In addition to the bowl, Madeleine will survey and study a group of bone figurines from Seleucia. The figurines are carved in both stylized and naturalistic human forms, and some are painted. Madeleine will collaborate with zooarchaeologist Dr. Richard Redding, as well as materials scientists at U-M and elsewhere, to answer a variety of research questions about the figurines.

Bone figurine from Seleucia
Bone figurine from Seleucia.

We are thrilled to have Madeleine here to research and treat these unique artifacts, and we’re grateful to the Samuel H. Kress Foundation and the Foundation of the American Institute for Conservation for supporting her fellowship. Welcome, Madeleine!

Conservation for Seleucia Show, Part 2

BY BRITTANY DOLPH, Graduate Conservation Intern, UCLA/Getty Conservation Program

Last month, I discussed the documentation aspects of conservation, especially as it pertained to our preparation of objects for the exhibition Life in Miniature: Identity and Display at Ancient Seleucia on the Tigris. Often, when time allows, conservation research can contribute technical information about objects, revealing how the artifact was made and even how it was used during its “life.” Furthermore, technical data aid us in making treatment decisions later on. Though we didn’t have the chance to do additional chemical analysis for this particular exhibition, we used different types of imaging techniques to get as much information as possible. And using different kinds of light in different ways for gathering information is ideal because it allows us to avoid taking samples. For example, a visual assessment can reveal seams, showing us that the miniature ceramic figurine below was made in two separate clay pieces before being joined together and fired.

Image
This ceramic figurine, photographed from the rear, shows a seam running along the contour of the left side from bottom to top. Fingerprints are visible along the seam as well, where the maker attempted to bridge the sides by pushing the clay over.

A look through a simple binocular microscope can show tool marks that provide clues to how an object was made. For example, a stone figurine could have been roughly cut to size using a chisel or claw, then carved with final tools, and perhaps filed to create a smoother surface. In other cases, microscopy can reveal the remnants of pigment applied to a surface. In addition, condition problems such as micro-cracks, spots of metal corrosion, and many other issues are identified.

Conservators also often flash ultraviolet irradiation (sometimes incorrectly referred to as light) onto the surface of objects. Different materials react differently to the UV, so that we can often tell where additional materials have been applied by the color, strength, and opacity of their fluorescence or lack thereof. It can be especially helpful for finding previously applied conservation or repair materials.
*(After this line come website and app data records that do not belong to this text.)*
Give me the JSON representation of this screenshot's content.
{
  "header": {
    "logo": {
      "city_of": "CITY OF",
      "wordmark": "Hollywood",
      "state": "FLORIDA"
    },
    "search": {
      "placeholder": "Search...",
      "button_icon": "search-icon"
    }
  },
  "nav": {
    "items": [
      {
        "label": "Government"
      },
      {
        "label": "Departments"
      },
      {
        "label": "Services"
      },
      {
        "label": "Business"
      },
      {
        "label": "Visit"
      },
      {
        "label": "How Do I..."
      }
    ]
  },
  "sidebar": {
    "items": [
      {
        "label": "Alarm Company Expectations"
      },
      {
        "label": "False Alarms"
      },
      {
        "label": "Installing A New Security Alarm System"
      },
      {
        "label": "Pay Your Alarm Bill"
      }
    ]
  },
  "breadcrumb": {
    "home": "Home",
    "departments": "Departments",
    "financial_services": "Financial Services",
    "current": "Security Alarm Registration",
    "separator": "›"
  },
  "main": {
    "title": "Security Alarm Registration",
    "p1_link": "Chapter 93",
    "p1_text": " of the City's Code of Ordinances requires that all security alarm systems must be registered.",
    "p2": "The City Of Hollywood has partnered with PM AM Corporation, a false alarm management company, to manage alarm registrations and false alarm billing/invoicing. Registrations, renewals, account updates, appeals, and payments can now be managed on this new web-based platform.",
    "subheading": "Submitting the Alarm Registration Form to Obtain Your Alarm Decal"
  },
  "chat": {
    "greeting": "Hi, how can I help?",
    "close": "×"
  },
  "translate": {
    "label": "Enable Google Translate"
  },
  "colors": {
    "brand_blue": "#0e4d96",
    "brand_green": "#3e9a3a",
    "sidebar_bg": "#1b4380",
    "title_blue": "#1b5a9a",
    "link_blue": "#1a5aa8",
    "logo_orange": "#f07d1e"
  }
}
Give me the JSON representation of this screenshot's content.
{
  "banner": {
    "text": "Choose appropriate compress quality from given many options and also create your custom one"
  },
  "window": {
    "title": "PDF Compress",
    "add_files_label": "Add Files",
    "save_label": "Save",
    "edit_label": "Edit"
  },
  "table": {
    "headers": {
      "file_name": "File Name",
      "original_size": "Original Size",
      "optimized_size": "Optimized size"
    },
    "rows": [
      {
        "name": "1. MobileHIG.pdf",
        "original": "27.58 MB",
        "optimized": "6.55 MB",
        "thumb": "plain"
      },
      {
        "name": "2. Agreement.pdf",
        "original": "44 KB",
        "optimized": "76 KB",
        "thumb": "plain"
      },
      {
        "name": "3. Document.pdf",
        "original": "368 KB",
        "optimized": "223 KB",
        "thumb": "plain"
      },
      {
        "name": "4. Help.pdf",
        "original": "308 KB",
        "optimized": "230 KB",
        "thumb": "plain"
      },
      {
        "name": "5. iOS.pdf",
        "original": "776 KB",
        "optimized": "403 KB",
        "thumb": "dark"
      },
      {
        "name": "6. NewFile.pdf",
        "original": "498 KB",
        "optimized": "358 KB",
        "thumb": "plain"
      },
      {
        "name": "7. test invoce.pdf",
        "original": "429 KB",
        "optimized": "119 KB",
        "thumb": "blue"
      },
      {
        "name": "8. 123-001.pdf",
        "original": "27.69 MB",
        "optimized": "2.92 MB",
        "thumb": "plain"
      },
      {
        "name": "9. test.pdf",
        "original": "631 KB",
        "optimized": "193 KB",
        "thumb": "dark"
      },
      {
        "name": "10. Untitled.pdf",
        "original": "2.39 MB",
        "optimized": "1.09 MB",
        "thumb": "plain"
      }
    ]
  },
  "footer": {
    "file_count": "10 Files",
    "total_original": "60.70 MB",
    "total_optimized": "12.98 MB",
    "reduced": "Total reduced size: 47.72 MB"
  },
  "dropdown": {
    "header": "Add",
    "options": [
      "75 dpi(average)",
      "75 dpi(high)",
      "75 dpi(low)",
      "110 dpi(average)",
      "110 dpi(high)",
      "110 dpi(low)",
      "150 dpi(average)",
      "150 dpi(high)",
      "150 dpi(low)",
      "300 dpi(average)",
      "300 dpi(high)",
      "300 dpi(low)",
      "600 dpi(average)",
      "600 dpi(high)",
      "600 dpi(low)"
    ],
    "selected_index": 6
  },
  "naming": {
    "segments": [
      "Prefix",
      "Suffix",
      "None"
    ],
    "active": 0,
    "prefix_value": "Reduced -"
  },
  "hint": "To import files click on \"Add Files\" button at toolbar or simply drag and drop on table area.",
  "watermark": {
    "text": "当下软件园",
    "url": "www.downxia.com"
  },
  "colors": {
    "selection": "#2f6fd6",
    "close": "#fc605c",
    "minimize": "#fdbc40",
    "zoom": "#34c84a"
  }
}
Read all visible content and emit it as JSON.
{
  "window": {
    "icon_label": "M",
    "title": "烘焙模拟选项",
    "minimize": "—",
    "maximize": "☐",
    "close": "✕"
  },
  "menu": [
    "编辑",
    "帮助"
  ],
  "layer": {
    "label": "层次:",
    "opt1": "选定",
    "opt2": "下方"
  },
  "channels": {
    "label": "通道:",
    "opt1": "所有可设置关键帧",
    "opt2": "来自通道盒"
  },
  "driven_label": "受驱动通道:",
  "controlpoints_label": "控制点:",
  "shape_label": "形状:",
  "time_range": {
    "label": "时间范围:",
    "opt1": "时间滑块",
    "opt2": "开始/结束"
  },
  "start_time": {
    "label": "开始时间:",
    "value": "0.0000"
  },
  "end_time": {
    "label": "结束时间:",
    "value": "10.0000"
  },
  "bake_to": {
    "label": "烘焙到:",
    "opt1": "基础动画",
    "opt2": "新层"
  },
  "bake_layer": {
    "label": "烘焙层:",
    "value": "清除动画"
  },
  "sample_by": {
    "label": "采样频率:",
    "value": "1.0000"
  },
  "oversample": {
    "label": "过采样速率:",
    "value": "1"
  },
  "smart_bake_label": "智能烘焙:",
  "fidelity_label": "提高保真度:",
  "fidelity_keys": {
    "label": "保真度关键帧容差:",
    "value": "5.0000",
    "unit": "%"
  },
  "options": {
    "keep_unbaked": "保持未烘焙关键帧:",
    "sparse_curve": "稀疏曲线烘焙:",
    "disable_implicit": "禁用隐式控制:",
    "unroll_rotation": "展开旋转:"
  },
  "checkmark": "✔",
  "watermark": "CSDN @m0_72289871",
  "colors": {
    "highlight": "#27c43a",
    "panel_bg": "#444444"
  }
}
Visual assessment . . . microscopy . . . UV . . . what do we do with all of this information? It helps to us to make decisions — which, it turns out, is a big part of the job! The first step is to decide whether or not even to treat an object. If we decide that treatment is necessary, we then have to decide how to go about it and what materials to use.

Next month, we’ll take a look at examples of treatments — and situations where we might decide not to treat at all.